WHAT YOU SHOULD DO: Determine how many lines in the records below contain "JSON", then state that number alone.

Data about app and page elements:
========
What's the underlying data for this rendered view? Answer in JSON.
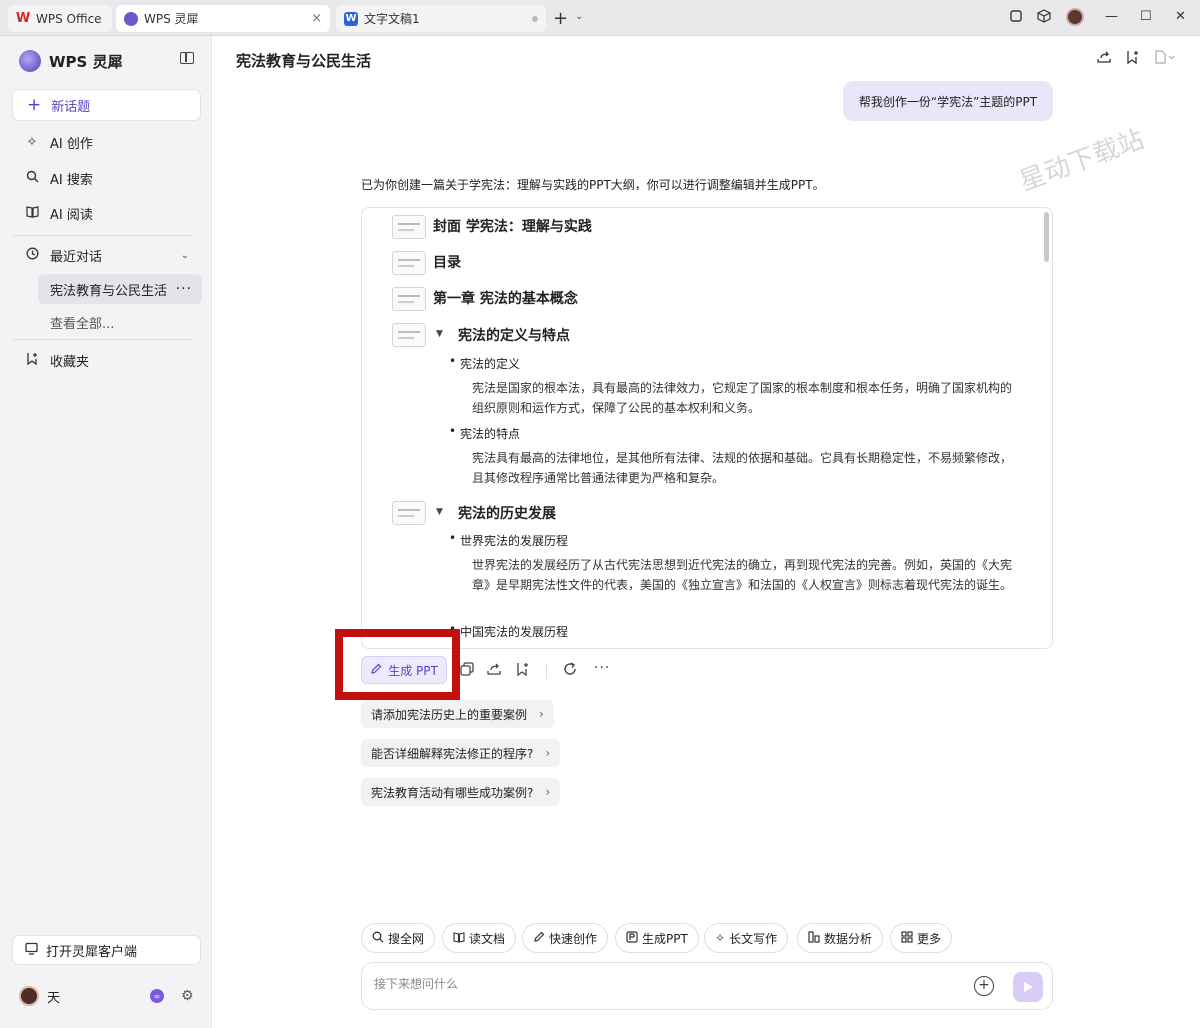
{
  "tabs": {
    "wps": {
      "label": "WPS Office"
    },
    "lingxi": {
      "label": "WPS 灵犀",
      "close": "×"
    },
    "doc": {
      "label": "文字文稿1",
      "icon_letter": "W"
    },
    "add": "+",
    "dropdown": "⌄"
  },
  "window_controls": {
    "minimize": "—",
    "maximize": "☐",
    "close": "✕"
  },
  "sidebar": {
    "brand": "WPS 灵犀",
    "new_topic": "新话题",
    "nav": [
      {
        "label": "AI 创作",
        "icon": "sparkle-icon"
      },
      {
        "label": "AI 搜索",
        "icon": "search-icon"
      },
      {
        "label": "AI 阅读",
        "icon": "book-icon"
      }
    ],
    "recent_label": "最近对话",
    "recent_active": "宪法教育与公民生活",
    "recent_more": "···",
    "view_all": "查看全部...",
    "favorites": "收藏夹",
    "open_client": "打开灵犀客户端",
    "user_name": "天"
  },
  "main": {
    "title": "宪法教育与公民生活",
    "user_message": "帮我创作一份“学宪法”主题的PPT",
    "watermark": "星动下载站",
    "intro": "已为你创建一篇关于学宪法：理解与实践的PPT大纲，你可以进行调整编辑并生成PPT。",
    "outline": {
      "cover": "封面 学宪法：理解与实践",
      "toc": "目录",
      "chapter1": "第一章 宪法的基本概念",
      "sec1": "宪法的定义与特点",
      "sec1_b1": "宪法的定义",
      "sec1_p1": "宪法是国家的根本法，具有最高的法律效力，它规定了国家的根本制度和根本任务，明确了国家机构的组织原则和运作方式，保障了公民的基本权利和义务。",
      "sec1_b2": "宪法的特点",
      "sec1_p2": "宪法具有最高的法律地位，是其他所有法律、法规的依据和基础。它具有长期稳定性，不易频繁修改，且其修改程序通常比普通法律更为严格和复杂。",
      "sec2": "宪法的历史发展",
      "sec2_b1": "世界宪法的发展历程",
      "sec2_p1": "世界宪法的发展经历了从古代宪法思想到近代宪法的确立，再到现代宪法的完善。例如，英国的《大宪章》是早期宪法性文件的代表，美国的《独立宣言》和法国的《人权宣言》则标志着现代宪法的诞生。",
      "sec2_b2": "中国宪法的发展历程",
      "toggle": "▼"
    },
    "generate_ppt": "生成 PPT",
    "more_actions": "···",
    "suggestions": [
      "请添加宪法历史上的重要案例",
      "能否详细解释宪法修正的程序?",
      "宪法教育活动有哪些成功案例?"
    ],
    "suggestion_chevron": "›",
    "tools": [
      {
        "label": "搜全网",
        "icon": "search-icon"
      },
      {
        "label": "读文档",
        "icon": "book-icon"
      },
      {
        "label": "快速创作",
        "icon": "pen-icon"
      },
      {
        "label": "生成PPT",
        "icon": "ppt-icon"
      },
      {
        "label": "长文写作",
        "icon": "sparkle-icon"
      },
      {
        "label": "数据分析",
        "icon": "chart-icon"
      },
      {
        "label": "更多",
        "icon": "grid-icon"
      }
    ],
    "input_placeholder": "接下来想问什么"
  },
  "colors": {
    "accent": "#5a43c6",
    "user_bubble": "#ebe5fa",
    "highlight_box": "#c20f0f"
  }
}
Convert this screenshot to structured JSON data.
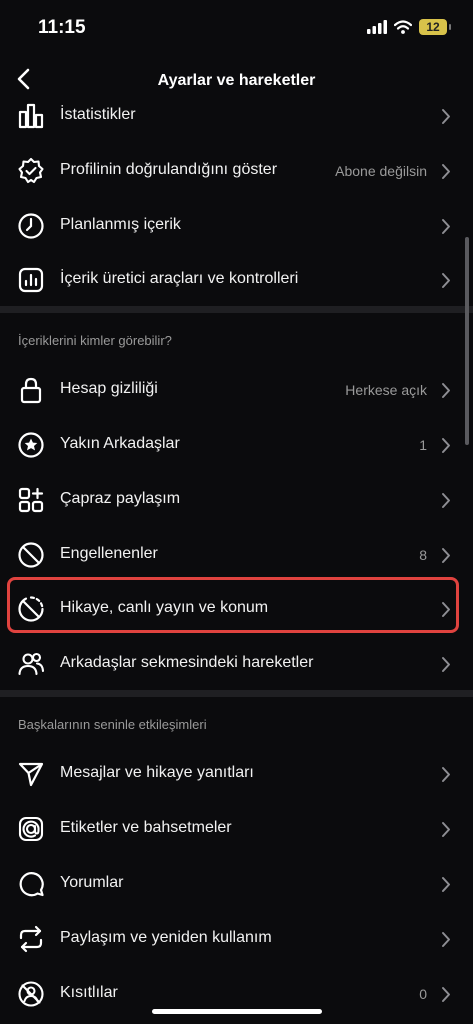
{
  "status": {
    "time": "11:15",
    "battery": "12"
  },
  "header": {
    "title": "Ayarlar ve hareketler"
  },
  "sections": {
    "who_can_see": "İçeriklerini kimler görebilir?",
    "interactions": "Başkalarının seninle etkileşimleri"
  },
  "rows": [
    {
      "id": "stats",
      "label": "İstatistikler",
      "value": "",
      "icon": "bar-chart-icon"
    },
    {
      "id": "verified",
      "label": "Profilinin doğrulandığını göster",
      "value": "Abone değilsin",
      "icon": "verified-badge-icon"
    },
    {
      "id": "scheduled",
      "label": "Planlanmış içerik",
      "value": "",
      "icon": "clock-icon"
    },
    {
      "id": "creator",
      "label": "İçerik üretici araçları ve kontrolleri",
      "value": "",
      "icon": "creator-chart-icon"
    },
    {
      "id": "privacy",
      "label": "Hesap gizliliği",
      "value": "Herkese açık",
      "icon": "lock-icon"
    },
    {
      "id": "close-friends",
      "label": "Yakın Arkadaşlar",
      "value": "1",
      "icon": "star-circle-icon"
    },
    {
      "id": "crossposting",
      "label": "Çapraz paylaşım",
      "value": "",
      "icon": "grid-plus-icon"
    },
    {
      "id": "blocked",
      "label": "Engellenenler",
      "value": "8",
      "icon": "block-icon"
    },
    {
      "id": "story-live",
      "label": "Hikaye, canlı yayın ve konum",
      "value": "",
      "icon": "story-off-icon"
    },
    {
      "id": "friends-tab",
      "label": "Arkadaşlar sekmesindeki hareketler",
      "value": "",
      "icon": "people-icon"
    },
    {
      "id": "messages",
      "label": "Mesajlar ve hikaye yanıtları",
      "value": "",
      "icon": "send-icon"
    },
    {
      "id": "tags",
      "label": "Etiketler ve bahsetmeler",
      "value": "",
      "icon": "at-icon"
    },
    {
      "id": "comments",
      "label": "Yorumlar",
      "value": "",
      "icon": "comment-icon"
    },
    {
      "id": "sharing",
      "label": "Paylaşım ve yeniden kullanım",
      "value": "",
      "icon": "repost-icon"
    },
    {
      "id": "restricted",
      "label": "Kısıtlılar",
      "value": "0",
      "icon": "restricted-icon"
    }
  ]
}
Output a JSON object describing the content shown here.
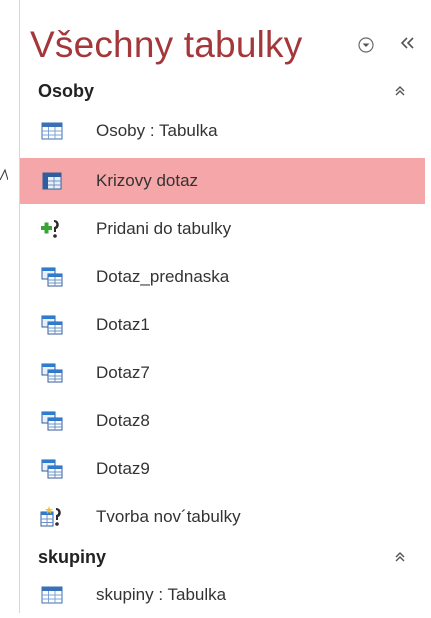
{
  "pane": {
    "title": "Všechny tabulky",
    "menu_icon": "circle-chevron-down-icon",
    "collapse_icon": "double-chevron-left-icon"
  },
  "groups": [
    {
      "name": "Osoby",
      "items": [
        {
          "label": "Osoby : Tabulka",
          "icon": "table-icon"
        },
        {
          "label": "Krizovy dotaz",
          "icon": "crosstab-query-icon",
          "selected": true
        },
        {
          "label": "Pridani do tabulky",
          "icon": "append-query-icon"
        },
        {
          "label": "Dotaz_prednaska",
          "icon": "select-query-icon"
        },
        {
          "label": "Dotaz1",
          "icon": "select-query-icon"
        },
        {
          "label": "Dotaz7",
          "icon": "select-query-icon"
        },
        {
          "label": "Dotaz8",
          "icon": "select-query-icon"
        },
        {
          "label": "Dotaz9",
          "icon": "select-query-icon"
        },
        {
          "label": "Tvorba nov´tabulky",
          "icon": "make-table-query-icon"
        }
      ]
    },
    {
      "name": "skupiny",
      "items": [
        {
          "label": "skupiny : Tabulka",
          "icon": "table-icon"
        }
      ]
    }
  ],
  "colors": {
    "title": "#a4373a",
    "selected_row": "#f4a6a8"
  }
}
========
OUTPUT BELOW: 3